People with pre-existing medical conditions feel "poorly served" when it comes to travel insurance, the City regulator has said.
The Financial Conduct Authority (FCA) said it is concerned that people can find it difficult to access the specialist travel insurance market.
It has heard evidence it can be hard for people who have, or have had, pre-existing medical conditions to find affordable travel insurance - with some people assuming they are "uninsurable".
Meanwhile, Macmillan Cancer Support said people who have had cancer are being penalised by "one-size-fits-all" policies - some of which can cost thousands of pounds.
The FCA now plans to work with the industry to create a new service which will redirect customers to specialist providers.
At least 15 million people across the UK are currently living with at least one long-term health condition of some form - and this number is predicted to rise to 18 million over the next decade, the FCA said.
Christopher Woolard, executive director of strategy and competition at the FCA, said: "People with pre-existing medical conditions feel poorly served by travel insurance.
"There are specialist services out there, but often people don't know where to find them.
"We'll work with industry to point people in the right direction and help dispel some of the myths and misunderstandings to ensure this market works better.
"This will also form part of our continuing work on insurance pricing practices which are designed to lead to long-term positive changes across the market."
In June 2017, the FCA issued a "call for input" to gather more evidence and decide how best to address concerns about people with pre-existing medical conditions obtaining affordable travel insurance.
The call prompted a high level of interest including responses from many people writing about their own experiences, the regulator said.
It said themes which had emerged from responses included a lack of quality information on alternative options available to people after they had received a high quote or had been refused cover, which can cause consumers to assume that they are uninsurable.
Another theme from responses was a lack of transparency around pricing, the risk factors which drive quotes and how premiums are calculated.
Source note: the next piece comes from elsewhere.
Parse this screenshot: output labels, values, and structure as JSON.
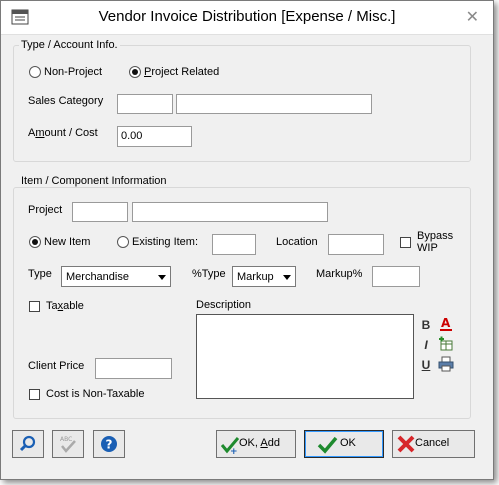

This limits people's awareness about their options and can mean that they have difficulties finding competitive insurance appropriate for their medical condition.
Macmillan Cancer Support said in one case it is aware of, a married father-of-three spent around £4,000 on travel insurance to take his family on holiday to the United States after his first major surgery.
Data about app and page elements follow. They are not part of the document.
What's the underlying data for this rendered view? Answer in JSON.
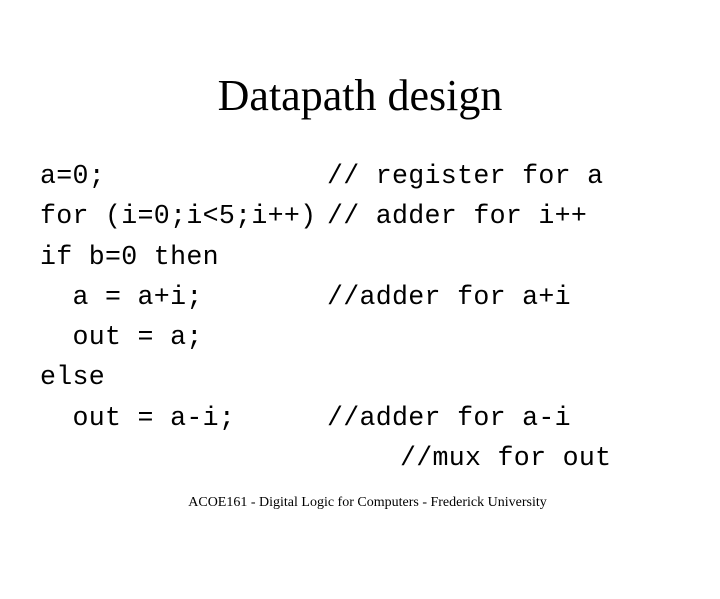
{
  "slide": {
    "title": "Datapath design",
    "code_lines": [
      {
        "code": "a=0;",
        "comment": "// register for a"
      },
      {
        "code": "for (i=0;i<5;i++)",
        "comment": "// adder for i++"
      },
      {
        "code": "if b=0 then",
        "comment": ""
      },
      {
        "code": "  a = a+i;",
        "comment": "//adder for a+i"
      },
      {
        "code": "  out = a;",
        "comment": ""
      },
      {
        "code": "else",
        "comment": ""
      },
      {
        "code": "  out = a-i;",
        "comment": "//adder for a-i"
      },
      {
        "code": "",
        "comment": "//mux for out"
      }
    ],
    "footer": "ACOE161 - Digital Logic for Computers - Frederick University"
  }
}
It also said a woman who is in remission has been quoted premiums of £2,000, despite being given the all-clear.
Macmillan Cancer Support's executive director of policy and impact Fran Woodard said: "As holidaymakers look forward to a summer break, thousands who have ever had cancer - even 10 years ago - continue to be penalised by 'one-size-fits-all' policies.
"People with cancer deserve the same chance to enjoy a relaxing, restorative time away without worrying about extortionate premiums or travelling without cover.
"Yet, our support line has already had nearly 900 calls about travel insurance since January."
Raluca Boroianu-Omura, head of conduct regulation at the Association of British Insurers (ABI), said: "Travel insurers aim to provide protection to as many people as possible and, as the FCA has recognised, cover is widely available for people with a range of long-term and serious health conditions.
"There are specialist insurers and brokers who can help people with health conditions access appropriate insurance, and we've previously worked alongside charities such as Macmillan to help provide practical advice for consumers.
"We're always open to considering other ways of helping people understand and find the right cover for them and will continue to work with the FCA, and other industry and consumer bodies, following today's proposals.
"The main purpose of travel insurance is to cover the cost of emergency medical treatment overseas, with insurers paying out medical claims worth around £200 million a year. This means a person's medical history is particularly relevant when they are buying cover."